It seems that ordinary Western Digital (WD) hard drives have an “advanced” feature that makes them unsuitable for either hardware or software RAID. Since I like to mirror the family's hard drives for security in the event of hard drive failure — we had one fail on my wife's machine last week so this is hardly paranoia — this is something I am glad I found before placing an order.
Western Digital manufactures desktop edition hard drives and RAID Edition hard drives. Each type of hard drive is designed to work specifically in either a desktop computer environment or on RAID controller.
If you install and use a desktop edition hard drive connected to a RAID controller, the drive may not work correctly unless jointly qualified by an enterprise OEM. This is caused by the normal error recovery procedure that a desktop edition hard drive uses.
When an error is found on a desktop edition hard drive, the drive will enter into a deep recovery cycle to attempt to repair the error, recover the data from the problematic area, and then reallocate a dedicated area to replace the problematic area. This process can take up to 2 minutes depending on the severity of the issue. Most RAID controllers allow a very short amount of time for a hard drive to recover from an error. If a hard drive takes too long to complete this process, the drive will be dropped from the RAID array. Most RAID controllers allow from 7 to 15 seconds for error recovery before dropping a hard drive from an array. Western Digital does not recommend installing desktop edition hard drives in an enterprise environment (on a RAID controller).
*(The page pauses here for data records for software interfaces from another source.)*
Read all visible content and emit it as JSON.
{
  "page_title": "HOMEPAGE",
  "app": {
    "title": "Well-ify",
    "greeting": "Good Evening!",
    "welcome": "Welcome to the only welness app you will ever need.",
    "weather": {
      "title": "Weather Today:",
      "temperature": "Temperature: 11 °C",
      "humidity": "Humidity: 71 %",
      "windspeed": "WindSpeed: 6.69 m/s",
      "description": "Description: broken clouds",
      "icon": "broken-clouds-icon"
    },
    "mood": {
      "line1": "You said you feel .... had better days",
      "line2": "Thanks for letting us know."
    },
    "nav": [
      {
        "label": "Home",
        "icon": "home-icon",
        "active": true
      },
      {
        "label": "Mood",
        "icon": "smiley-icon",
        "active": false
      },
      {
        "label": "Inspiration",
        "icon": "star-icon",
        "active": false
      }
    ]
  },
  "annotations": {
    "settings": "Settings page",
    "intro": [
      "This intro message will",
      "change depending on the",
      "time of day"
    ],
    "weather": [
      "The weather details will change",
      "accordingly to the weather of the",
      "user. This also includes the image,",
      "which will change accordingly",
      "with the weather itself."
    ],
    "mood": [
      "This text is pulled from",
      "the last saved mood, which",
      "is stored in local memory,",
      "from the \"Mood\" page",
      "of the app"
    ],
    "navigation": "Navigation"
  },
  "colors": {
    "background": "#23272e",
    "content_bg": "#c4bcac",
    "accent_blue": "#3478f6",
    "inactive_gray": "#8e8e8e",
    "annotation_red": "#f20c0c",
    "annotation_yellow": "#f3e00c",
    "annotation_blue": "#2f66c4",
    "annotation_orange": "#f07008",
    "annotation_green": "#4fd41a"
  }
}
I think the box should have a warning sticker about this…
Meanwhile, back to the hunt for reliable, very quiet, low-heat-producing, mass storage.